Hello there. Hope you’re feeling well today.
I have in this blog begun a thread where I’m suggesting that Wales is heading towards a political battle between Plaid Cymru and whatever the right wing turns out to be with regard to it’s future. With the current Welsh Conservative and Labour parties being whilst still in power slowly going the way of the dinosaurs.
One of the arguments (which I’ve had again recently) about Wales and independence is that it’s too poor to be a free nation. I was waiting for a particular report to continue the argument I’ve had on Twitter but have decided instead just to take it head on.
So let’s begin with one fact. Welsh Nationalists have never and will never state that the benefits of independence will be instant. As I’ve stated Rome was not built in a day but it was built. Furthermore mistakes will be made. No nation, even America, has made a seamless journey building the foundations of a new state.
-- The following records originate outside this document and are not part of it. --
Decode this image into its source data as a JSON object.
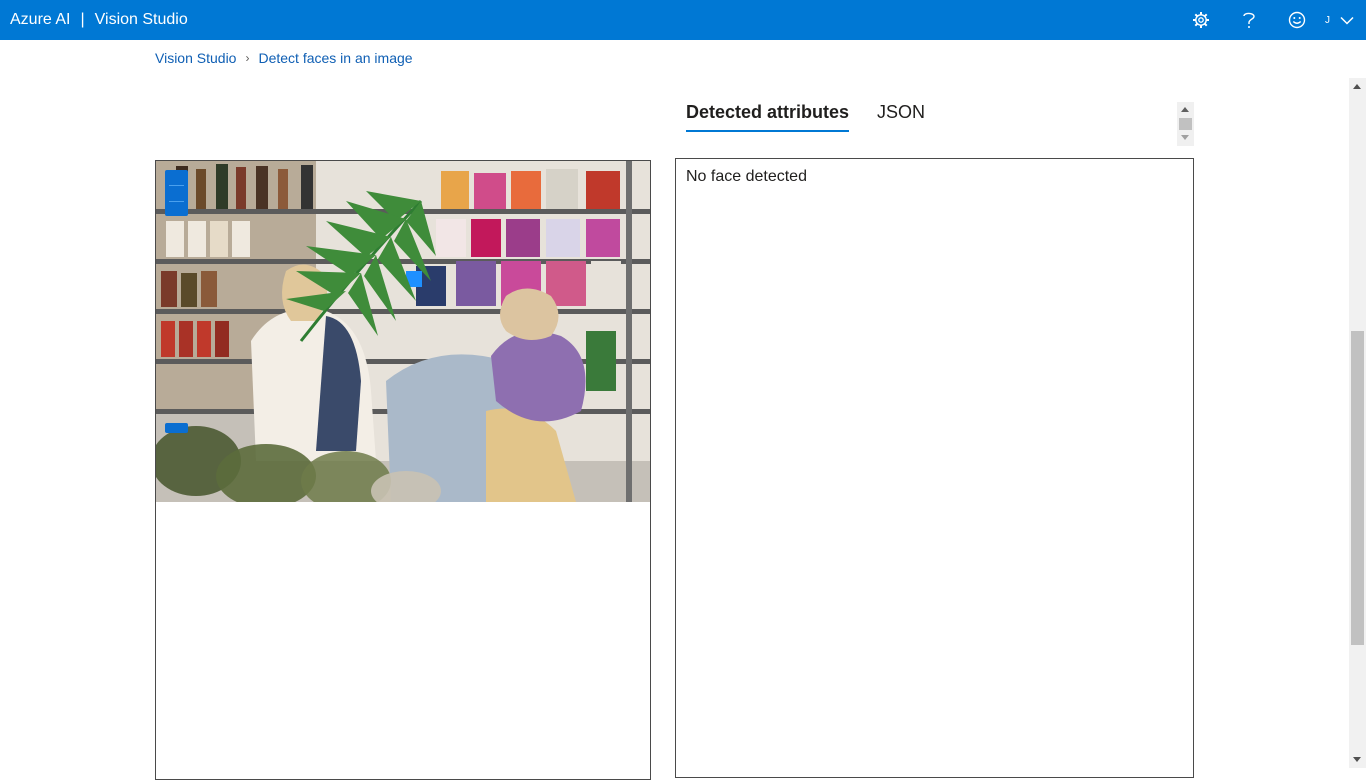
{
  "header": {
    "brand": "Azure AI",
    "separator": "|",
    "product": "Vision Studio",
    "account_initial": "J",
    "icons": [
      "settings-gear-icon",
      "help-question-icon",
      "feedback-smiley-icon",
      "chevron-down-icon"
    ],
    "accent_color": "#0078d4"
  },
  "breadcrumb": {
    "items": [
      "Vision Studio",
      "Detect faces in an image"
    ]
  },
  "results": {
    "tabs": [
      {
        "label": "Detected attributes",
        "active": true
      },
      {
        "label": "JSON",
        "active": false
      }
    ],
    "message": "No face detected"
  }
}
But that doesn’t mean that it shouldn’t be done given the end result.
The argument will also be made that Westminster subsidies Wales. In one sense this is true. Three years ago Cardiff University’s Welsh Governance Centre stated that as an independent nation Wales would have a £15bn deficit. Not enough to pay for the Welfare budget, or the justice system or defence (That was incidentally the report whose update I was waiting for but have changed my mind).
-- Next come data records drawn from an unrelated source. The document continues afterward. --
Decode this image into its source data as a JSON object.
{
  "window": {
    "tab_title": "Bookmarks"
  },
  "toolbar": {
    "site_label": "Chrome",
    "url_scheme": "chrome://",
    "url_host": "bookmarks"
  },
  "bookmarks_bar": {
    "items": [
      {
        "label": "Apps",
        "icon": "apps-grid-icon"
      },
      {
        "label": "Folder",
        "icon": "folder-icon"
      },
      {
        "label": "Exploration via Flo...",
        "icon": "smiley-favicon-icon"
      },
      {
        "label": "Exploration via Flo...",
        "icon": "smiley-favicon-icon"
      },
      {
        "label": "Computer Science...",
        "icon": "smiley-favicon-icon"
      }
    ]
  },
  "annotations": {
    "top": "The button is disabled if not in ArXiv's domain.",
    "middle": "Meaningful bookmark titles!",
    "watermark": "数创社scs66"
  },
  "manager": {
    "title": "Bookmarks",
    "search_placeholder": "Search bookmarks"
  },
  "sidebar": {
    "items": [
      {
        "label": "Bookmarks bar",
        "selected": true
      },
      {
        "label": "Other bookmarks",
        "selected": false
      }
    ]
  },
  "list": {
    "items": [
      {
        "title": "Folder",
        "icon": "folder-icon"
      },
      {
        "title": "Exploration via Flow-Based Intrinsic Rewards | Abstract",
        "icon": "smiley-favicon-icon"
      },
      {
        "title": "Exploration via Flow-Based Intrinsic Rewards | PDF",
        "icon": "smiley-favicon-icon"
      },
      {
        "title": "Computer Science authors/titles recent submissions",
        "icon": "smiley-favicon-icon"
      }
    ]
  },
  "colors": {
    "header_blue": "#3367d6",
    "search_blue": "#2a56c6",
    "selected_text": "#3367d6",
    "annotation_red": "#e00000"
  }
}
Now I will deal with the exact figure in a moment. But I would argue that the monies (not I’d argue enough) is a consequence of the lack of investment by Westminster for decades thus continuing in what it would prefer it to be as Serf nation. Useful for plundering it’s natural resources like water and (until fairly recently) coal but nothing else. Hence the lack of infrastucture projects to compare with the likes of HS1 and 2 for example.
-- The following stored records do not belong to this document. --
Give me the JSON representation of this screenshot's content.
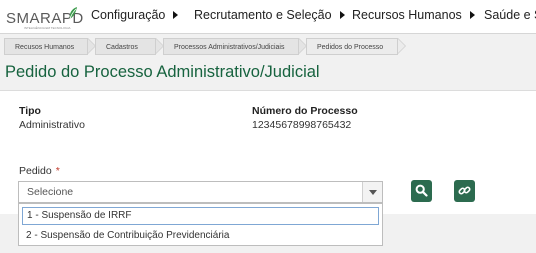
{
  "logo": {
    "text": "SMARAPD",
    "subtext": "INTELIGÊNCIA EM TECNOLOGIA"
  },
  "nav": {
    "items": [
      {
        "label": "Configuração"
      },
      {
        "label": "Recrutamento e Seleção"
      },
      {
        "label": "Recursos Humanos"
      },
      {
        "label": "Saúde e Se"
      }
    ]
  },
  "breadcrumb": [
    {
      "label": "Recusos Humanos"
    },
    {
      "label": "Cadastros"
    },
    {
      "label": "Processos Administrativos/Judiciais"
    },
    {
      "label": "Pedidos do Processo"
    }
  ],
  "page": {
    "title": "Pedido do Processo Administrativo/Judicial"
  },
  "form": {
    "tipo_label": "Tipo",
    "tipo_value": "Administrativo",
    "numero_label": "Número do Processo",
    "numero_value": "12345678998765432",
    "pedido_label": "Pedido",
    "pedido_required": "*",
    "pedido_selected": "Selecione"
  },
  "dropdown": {
    "options": [
      {
        "label": "1 - Suspensão de IRRF"
      },
      {
        "label": "2 - Suspensão de Contribuição Previdenciária"
      }
    ]
  },
  "icons": {
    "search": "search-icon",
    "link": "link-icon"
  },
  "colors": {
    "accent": "#2c6b4f",
    "title": "#17633f"
  }
}
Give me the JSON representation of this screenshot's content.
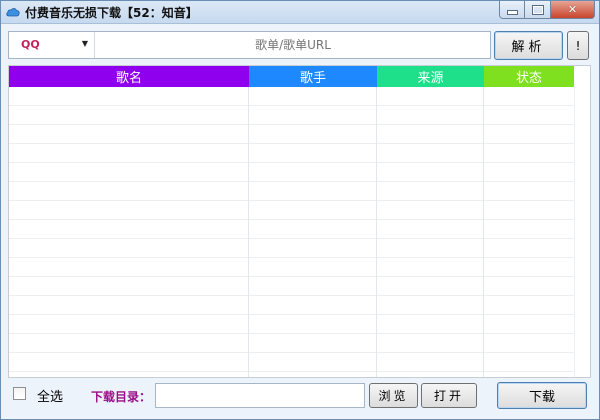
{
  "window": {
    "title": "付费音乐无损下载【52：知音】"
  },
  "toolbar": {
    "source_value": "QQ",
    "url_placeholder": "歌单/歌单URL",
    "parse_label": "解析",
    "info_label": "!"
  },
  "table": {
    "columns": [
      {
        "label": "歌名",
        "color": "#8e00ee"
      },
      {
        "label": "歌手",
        "color": "#1e88ff"
      },
      {
        "label": "来源",
        "color": "#1ee08a"
      },
      {
        "label": "状态",
        "color": "#7ee01e"
      }
    ],
    "rows": []
  },
  "footer": {
    "select_all_label": "全选",
    "select_all_checked": false,
    "dir_label": "下载目录：",
    "dir_value": "",
    "browse_label": "浏览",
    "open_label": "打开",
    "download_label": "下载"
  },
  "colors": {
    "accent_source": "#c0245c",
    "dir_label": "#9b0f87"
  },
  "icons": {
    "app": "cloud-icon",
    "dropdown": "chevron-down-icon"
  }
}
But let’s talk about the figure of £15bn. I reckon it’s flawed. I’m not qualified in any way shape or form in this but I believe it to be flawed. Why? Well for example the figure sets an assumption for the Welsh share in UK wide spending for defence.
But taking defence an independent Wales will not be Britain. An independent Wales will not intend to bestride the world stage militarily like a colossus. It will set out the costs for the defence forces for the defence of Wales and that will be that. Defence is a subject that will be looked at in a Welsh context and not a global British one. Consequently the costs will be much less (no Welsh government would agree to an independent nuclear deterrent for example)
And there will be many other subjects where Wales, not being Britain, will find that after the obvious set up costs it will be paying less than it did as a proportion of UK investment. Setting up embassies will be an example. Wales, not being Britain, will have a smaller number of embassies in smaller offices than it did as a part of the Disunited Kingdom.
This “too poor” argument has been used by Westminster and the Mainstream media for [insert country here] for decades. And yet these countries survive. Not always as I’ve acknowledged previously smoothly, but still they’ve survived.
I’ve heard the argument that Wales should stay in he union because of the lack of infrastructure in the country. That is a stupid argument. Wales has this lack of infrastructure whilst being a part of the Disunited Kingdom. It’s like saying you should stay in an abusive relationship because the abuser is the main breadwinner. An independent Wales can address these infrastructure issues in a way that it’s current Westminster status as serf nation does not allow.
Wales is a nation rich in natural resources such as wind, tidal and water. It could also make investments in education. Give incentives for small and medium sized businesses. Wales could do all of things because it would be free.
Of course the biggest uncertainty would be the consequences because of Brexit. However Brexit is not an argument to stay in the Union. The abusive husband metaphor applies here as well,
So Wales is not too poor to be independent. It won’t be quick easy or simple.
But it’s a vision. And that’s what Wales truly needs now.
Until the next time.